Examine the entries and show every line in which the word "Select" is found.
--- Information provided ---
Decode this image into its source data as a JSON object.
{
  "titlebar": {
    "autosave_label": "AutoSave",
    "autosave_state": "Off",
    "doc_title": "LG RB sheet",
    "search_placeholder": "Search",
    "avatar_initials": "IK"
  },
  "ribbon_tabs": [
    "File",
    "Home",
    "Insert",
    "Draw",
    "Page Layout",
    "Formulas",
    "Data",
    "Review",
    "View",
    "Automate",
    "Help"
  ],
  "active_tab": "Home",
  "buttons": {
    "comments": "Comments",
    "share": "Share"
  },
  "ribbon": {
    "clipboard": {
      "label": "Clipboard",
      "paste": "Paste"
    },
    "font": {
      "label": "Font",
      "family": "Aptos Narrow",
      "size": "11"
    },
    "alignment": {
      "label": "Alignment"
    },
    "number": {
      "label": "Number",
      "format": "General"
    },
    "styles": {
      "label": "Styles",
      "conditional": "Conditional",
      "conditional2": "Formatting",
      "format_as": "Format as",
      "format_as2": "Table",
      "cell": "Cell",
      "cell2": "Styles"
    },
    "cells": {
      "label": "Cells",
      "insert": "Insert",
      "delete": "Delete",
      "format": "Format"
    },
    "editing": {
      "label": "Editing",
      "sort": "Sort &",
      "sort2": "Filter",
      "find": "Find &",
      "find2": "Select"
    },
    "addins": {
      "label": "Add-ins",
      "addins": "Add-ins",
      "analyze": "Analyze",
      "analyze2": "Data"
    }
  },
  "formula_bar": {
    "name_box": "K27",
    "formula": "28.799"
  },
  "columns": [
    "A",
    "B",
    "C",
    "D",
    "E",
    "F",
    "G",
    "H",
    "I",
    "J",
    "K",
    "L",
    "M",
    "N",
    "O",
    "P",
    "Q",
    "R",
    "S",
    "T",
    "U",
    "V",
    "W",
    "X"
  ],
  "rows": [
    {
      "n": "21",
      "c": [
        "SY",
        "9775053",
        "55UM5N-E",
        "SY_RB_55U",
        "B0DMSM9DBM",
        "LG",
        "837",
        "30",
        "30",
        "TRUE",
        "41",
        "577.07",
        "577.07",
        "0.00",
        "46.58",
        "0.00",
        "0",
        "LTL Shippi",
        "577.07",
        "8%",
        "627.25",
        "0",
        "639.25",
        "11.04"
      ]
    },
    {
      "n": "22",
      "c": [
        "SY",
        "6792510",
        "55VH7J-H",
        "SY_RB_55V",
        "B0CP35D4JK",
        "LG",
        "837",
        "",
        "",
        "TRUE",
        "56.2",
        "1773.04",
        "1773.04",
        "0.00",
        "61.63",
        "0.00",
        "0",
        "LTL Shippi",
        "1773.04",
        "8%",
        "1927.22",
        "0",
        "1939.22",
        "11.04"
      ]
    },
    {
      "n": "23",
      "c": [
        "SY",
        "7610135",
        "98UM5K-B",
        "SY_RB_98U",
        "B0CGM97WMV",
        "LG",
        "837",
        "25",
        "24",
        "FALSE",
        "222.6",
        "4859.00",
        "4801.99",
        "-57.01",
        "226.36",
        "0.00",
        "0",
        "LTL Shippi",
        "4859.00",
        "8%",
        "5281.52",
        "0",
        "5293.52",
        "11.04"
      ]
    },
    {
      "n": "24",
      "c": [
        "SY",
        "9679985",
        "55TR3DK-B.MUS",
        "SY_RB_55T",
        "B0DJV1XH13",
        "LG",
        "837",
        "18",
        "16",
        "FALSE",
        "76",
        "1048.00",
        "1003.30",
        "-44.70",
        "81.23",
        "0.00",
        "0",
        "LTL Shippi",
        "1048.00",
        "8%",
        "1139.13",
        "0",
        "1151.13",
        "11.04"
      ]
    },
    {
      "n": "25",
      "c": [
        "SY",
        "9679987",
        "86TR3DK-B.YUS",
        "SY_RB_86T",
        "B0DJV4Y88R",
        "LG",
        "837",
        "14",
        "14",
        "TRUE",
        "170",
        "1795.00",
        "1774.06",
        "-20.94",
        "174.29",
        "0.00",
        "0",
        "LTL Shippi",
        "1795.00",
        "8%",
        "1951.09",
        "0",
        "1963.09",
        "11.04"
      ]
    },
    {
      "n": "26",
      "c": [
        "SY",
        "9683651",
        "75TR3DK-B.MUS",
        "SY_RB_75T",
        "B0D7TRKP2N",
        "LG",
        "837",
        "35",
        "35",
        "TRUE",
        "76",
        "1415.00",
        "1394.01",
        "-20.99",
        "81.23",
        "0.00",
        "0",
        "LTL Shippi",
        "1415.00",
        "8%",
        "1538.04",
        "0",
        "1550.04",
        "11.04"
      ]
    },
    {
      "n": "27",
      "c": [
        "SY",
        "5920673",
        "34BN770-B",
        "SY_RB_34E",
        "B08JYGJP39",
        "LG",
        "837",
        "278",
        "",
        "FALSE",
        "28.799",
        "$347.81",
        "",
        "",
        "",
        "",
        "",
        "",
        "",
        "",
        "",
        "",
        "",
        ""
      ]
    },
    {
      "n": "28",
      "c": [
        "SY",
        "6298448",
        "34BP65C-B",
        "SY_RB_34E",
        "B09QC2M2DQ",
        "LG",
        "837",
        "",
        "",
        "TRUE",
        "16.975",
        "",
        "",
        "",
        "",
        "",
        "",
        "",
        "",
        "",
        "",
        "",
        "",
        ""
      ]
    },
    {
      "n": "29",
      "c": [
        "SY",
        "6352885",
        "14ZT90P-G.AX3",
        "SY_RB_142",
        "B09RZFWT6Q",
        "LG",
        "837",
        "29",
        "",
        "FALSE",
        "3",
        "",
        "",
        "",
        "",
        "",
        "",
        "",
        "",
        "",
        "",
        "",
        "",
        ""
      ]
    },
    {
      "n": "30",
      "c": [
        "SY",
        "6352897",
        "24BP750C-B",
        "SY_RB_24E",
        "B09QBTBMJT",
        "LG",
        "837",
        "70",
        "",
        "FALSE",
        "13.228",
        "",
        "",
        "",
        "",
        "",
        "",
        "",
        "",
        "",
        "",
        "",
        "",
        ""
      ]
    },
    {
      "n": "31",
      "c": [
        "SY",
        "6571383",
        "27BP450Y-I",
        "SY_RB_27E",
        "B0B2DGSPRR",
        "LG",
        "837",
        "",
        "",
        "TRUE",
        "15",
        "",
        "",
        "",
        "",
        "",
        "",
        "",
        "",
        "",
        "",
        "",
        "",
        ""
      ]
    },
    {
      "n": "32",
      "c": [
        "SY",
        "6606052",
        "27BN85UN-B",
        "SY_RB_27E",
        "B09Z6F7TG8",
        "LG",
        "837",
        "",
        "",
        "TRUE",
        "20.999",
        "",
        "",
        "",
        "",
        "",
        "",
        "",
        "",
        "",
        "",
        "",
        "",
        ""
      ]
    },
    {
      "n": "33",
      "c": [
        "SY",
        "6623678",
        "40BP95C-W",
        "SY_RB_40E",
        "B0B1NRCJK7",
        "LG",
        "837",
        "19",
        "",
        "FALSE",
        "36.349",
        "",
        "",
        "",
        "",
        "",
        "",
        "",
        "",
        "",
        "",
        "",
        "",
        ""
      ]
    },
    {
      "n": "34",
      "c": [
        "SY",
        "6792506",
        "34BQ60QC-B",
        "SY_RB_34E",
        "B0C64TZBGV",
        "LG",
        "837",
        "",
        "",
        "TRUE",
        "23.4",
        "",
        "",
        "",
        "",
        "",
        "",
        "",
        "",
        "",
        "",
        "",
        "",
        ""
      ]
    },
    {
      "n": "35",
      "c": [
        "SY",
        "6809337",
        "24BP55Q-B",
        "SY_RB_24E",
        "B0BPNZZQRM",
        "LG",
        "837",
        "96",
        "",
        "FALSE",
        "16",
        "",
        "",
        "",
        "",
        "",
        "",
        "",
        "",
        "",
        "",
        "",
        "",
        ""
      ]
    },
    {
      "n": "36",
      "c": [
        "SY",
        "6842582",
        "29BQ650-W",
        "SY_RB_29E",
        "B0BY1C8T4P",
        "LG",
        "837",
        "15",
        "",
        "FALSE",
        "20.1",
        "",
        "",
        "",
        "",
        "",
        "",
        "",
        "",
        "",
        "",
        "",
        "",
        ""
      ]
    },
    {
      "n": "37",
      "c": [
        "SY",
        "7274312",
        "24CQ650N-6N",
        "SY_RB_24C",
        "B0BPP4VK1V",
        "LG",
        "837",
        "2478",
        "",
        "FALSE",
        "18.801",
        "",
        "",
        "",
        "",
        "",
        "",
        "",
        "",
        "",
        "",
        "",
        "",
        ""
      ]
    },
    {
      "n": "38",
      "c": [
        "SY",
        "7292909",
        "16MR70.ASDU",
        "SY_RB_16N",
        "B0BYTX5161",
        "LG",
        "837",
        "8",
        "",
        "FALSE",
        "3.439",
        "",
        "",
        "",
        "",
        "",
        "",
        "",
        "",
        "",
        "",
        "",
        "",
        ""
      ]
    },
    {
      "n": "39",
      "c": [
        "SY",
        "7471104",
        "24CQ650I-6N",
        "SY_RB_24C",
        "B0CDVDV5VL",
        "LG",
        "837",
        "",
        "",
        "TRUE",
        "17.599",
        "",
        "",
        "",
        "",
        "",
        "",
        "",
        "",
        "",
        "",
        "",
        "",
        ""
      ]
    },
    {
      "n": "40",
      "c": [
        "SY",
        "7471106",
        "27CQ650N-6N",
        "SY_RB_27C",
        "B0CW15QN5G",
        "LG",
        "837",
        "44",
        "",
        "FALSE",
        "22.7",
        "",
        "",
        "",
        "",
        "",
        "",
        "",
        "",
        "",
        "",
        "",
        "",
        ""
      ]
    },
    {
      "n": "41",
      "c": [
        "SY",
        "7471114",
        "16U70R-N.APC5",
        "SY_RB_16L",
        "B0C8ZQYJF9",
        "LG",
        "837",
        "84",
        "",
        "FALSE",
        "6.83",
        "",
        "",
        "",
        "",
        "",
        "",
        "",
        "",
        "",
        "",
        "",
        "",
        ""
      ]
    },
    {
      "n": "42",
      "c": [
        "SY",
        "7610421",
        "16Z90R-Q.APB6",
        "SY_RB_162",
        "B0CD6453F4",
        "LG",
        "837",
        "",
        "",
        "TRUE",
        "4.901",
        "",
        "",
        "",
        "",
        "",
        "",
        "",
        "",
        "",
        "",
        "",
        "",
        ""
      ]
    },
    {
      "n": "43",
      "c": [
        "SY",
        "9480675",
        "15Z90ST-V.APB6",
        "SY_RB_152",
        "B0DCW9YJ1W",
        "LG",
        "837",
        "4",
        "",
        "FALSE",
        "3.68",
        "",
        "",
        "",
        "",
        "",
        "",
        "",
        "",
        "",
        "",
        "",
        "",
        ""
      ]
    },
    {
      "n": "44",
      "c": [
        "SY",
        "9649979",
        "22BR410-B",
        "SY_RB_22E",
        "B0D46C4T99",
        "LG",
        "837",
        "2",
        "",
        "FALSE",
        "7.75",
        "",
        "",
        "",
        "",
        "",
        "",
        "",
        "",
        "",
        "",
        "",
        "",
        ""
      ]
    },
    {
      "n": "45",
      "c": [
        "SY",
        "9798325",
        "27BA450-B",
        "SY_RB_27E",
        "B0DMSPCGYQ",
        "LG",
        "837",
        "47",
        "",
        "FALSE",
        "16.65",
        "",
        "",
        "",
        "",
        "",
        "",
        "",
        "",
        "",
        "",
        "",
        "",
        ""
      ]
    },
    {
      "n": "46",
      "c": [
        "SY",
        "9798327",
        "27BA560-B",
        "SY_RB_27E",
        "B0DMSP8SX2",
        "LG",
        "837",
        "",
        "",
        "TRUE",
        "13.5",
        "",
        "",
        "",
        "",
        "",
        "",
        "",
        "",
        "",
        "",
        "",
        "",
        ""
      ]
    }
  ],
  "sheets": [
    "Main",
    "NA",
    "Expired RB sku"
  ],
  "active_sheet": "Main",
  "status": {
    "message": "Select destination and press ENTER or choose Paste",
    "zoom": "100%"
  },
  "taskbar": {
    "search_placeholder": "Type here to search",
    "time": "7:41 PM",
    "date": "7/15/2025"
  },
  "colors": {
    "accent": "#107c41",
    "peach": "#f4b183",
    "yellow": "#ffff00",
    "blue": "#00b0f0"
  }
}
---
= Result below =
      "find2": "Select"
    "message": "Select destination and press ENTER or choose Paste",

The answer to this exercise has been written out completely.